[DATA EXTRACTS — start]

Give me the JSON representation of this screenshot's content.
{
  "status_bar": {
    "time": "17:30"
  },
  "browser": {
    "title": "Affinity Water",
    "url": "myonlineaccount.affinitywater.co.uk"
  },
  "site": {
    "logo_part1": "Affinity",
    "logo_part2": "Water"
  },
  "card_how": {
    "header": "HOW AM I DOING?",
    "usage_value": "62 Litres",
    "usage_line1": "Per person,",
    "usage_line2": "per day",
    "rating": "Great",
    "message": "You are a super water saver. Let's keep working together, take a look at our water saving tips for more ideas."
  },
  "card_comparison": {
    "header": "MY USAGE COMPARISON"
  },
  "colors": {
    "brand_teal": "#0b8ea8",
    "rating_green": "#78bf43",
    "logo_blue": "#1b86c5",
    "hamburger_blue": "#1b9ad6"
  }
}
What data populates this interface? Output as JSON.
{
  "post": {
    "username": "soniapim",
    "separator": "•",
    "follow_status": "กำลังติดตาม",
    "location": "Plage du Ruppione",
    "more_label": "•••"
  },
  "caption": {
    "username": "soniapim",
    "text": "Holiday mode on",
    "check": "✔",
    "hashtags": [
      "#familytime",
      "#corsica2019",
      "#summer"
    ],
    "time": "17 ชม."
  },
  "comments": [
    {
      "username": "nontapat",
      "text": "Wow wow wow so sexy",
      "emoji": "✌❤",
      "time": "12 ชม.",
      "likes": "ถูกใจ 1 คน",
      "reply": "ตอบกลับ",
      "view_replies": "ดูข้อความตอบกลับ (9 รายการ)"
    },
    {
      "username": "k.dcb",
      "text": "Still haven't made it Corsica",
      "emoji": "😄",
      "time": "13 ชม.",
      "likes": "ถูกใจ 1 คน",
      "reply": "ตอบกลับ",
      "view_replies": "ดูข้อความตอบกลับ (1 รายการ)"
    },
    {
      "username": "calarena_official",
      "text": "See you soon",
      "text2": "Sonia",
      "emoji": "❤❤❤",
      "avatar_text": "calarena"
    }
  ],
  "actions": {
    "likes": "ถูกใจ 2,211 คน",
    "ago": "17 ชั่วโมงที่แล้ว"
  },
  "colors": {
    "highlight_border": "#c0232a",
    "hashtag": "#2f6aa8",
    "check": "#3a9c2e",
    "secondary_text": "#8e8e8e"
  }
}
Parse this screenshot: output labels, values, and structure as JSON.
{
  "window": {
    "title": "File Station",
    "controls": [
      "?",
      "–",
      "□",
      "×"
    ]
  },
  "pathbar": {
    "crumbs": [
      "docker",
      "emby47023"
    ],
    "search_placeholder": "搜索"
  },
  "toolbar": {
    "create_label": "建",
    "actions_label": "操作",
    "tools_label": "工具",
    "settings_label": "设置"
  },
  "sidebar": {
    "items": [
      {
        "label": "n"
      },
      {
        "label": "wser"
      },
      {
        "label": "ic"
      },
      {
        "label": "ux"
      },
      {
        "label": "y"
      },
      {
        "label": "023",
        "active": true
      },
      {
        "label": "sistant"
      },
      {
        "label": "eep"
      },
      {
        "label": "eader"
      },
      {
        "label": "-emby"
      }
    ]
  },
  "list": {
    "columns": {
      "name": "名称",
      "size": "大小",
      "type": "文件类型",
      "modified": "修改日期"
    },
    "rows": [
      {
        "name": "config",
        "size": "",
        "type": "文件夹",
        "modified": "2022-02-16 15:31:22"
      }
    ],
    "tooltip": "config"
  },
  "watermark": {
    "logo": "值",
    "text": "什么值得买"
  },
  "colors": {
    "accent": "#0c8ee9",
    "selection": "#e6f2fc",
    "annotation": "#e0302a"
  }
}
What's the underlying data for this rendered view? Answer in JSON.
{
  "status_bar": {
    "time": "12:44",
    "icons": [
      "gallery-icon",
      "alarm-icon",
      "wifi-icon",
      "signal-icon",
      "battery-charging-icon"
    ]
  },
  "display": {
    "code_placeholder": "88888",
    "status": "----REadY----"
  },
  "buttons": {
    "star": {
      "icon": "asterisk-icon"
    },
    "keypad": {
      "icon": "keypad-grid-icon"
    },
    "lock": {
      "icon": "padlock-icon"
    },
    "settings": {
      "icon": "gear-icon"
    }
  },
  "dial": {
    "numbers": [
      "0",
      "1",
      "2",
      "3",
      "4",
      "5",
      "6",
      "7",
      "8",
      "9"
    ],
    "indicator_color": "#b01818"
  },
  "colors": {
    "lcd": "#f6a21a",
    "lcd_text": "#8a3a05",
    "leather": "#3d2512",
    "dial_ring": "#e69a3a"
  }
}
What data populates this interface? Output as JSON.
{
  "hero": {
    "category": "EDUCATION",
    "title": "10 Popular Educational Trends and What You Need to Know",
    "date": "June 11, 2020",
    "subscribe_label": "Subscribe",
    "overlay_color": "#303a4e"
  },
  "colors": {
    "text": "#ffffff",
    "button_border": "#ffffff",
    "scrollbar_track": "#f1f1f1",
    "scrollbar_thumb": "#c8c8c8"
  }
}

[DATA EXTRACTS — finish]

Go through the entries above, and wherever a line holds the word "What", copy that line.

What data populates this interface? Output as JSON.
What's the underlying data for this rendered view? Answer in JSON.
What data populates this interface? Output as JSON.
    "title": "10 Popular Educational Trends and What You Need to Know",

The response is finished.